In 2021, San Juan County landowners added seven new protected habitat sites. The Washington Conservation Corps assisted landowners by building an additional 20,000 square feet of fenced habitat and 70 acres of open land protected from forest encroachment. Roughly twenty other habitat plots on San Juan Island are already available and helping the butterflies continue their fight to survive.

New plots will be planted with a brassica seed intended to flower bright yellow throughout spring and summer, attracting migrating butterflies across a broader range. The Brassica rapa (field mustard) is known to support the butterfly throughout their entire lifecycle. The plots range in size from 100 to 5,000 square feet and are located on both San Juan and Lopez islands. Deer fencing of the perimeter helps ensure host plants and butterfly eggs, larvae, and chrysalises do not fall victim to deer foraging or human intrusion.

Interested in learning more or would like to get involved? Please reach out to the IMB team by emailing kelsey@sjicd.org

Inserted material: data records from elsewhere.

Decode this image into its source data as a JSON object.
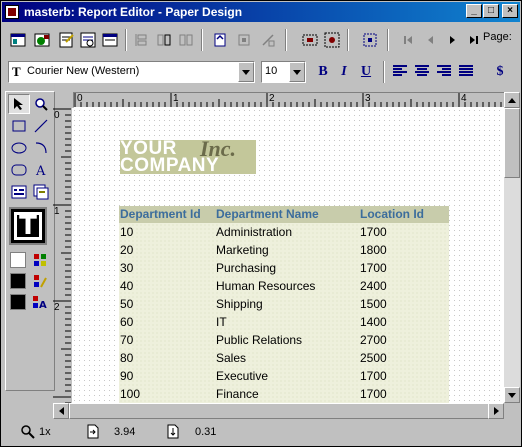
{
  "window": {
    "title": "masterb: Report Editor - Paper Design"
  },
  "toolbar": {
    "page_label": "Page:"
  },
  "format": {
    "font_name": "Courier New (Western)",
    "font_size": "10",
    "bold_label": "B",
    "italic_label": "I",
    "underline_label": "U",
    "currency_label": "$"
  },
  "ruler": {
    "h_labels": [
      "0",
      "1",
      "2",
      "3",
      "4"
    ],
    "v_labels": [
      "0",
      "1",
      "2"
    ]
  },
  "report": {
    "logo": {
      "line1": "YOUR",
      "inc": "Inc.",
      "line2": "COMPANY"
    },
    "columns": [
      "Department Id",
      "Department Name",
      "Location Id"
    ],
    "rows": [
      [
        "10",
        "Administration",
        "1700"
      ],
      [
        "20",
        "Marketing",
        "1800"
      ],
      [
        "30",
        "Purchasing",
        "1700"
      ],
      [
        "40",
        "Human Resources",
        "2400"
      ],
      [
        "50",
        "Shipping",
        "1500"
      ],
      [
        "60",
        "IT",
        "1400"
      ],
      [
        "70",
        "Public Relations",
        "2700"
      ],
      [
        "80",
        "Sales",
        "2500"
      ],
      [
        "90",
        "Executive",
        "1700"
      ],
      [
        "100",
        "Finance",
        "1700"
      ]
    ]
  },
  "status": {
    "zoom": "1x",
    "x_position": "3.94",
    "y_position": "0.31"
  },
  "colors": {
    "title_bar": "#000080",
    "header_band": "#c8ccab",
    "header_text": "#3c6d9c",
    "logo_bg": "#c3c79a"
  }
}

Washington Conservation Corps crew celebrates the completion of a protected butterfly habitat.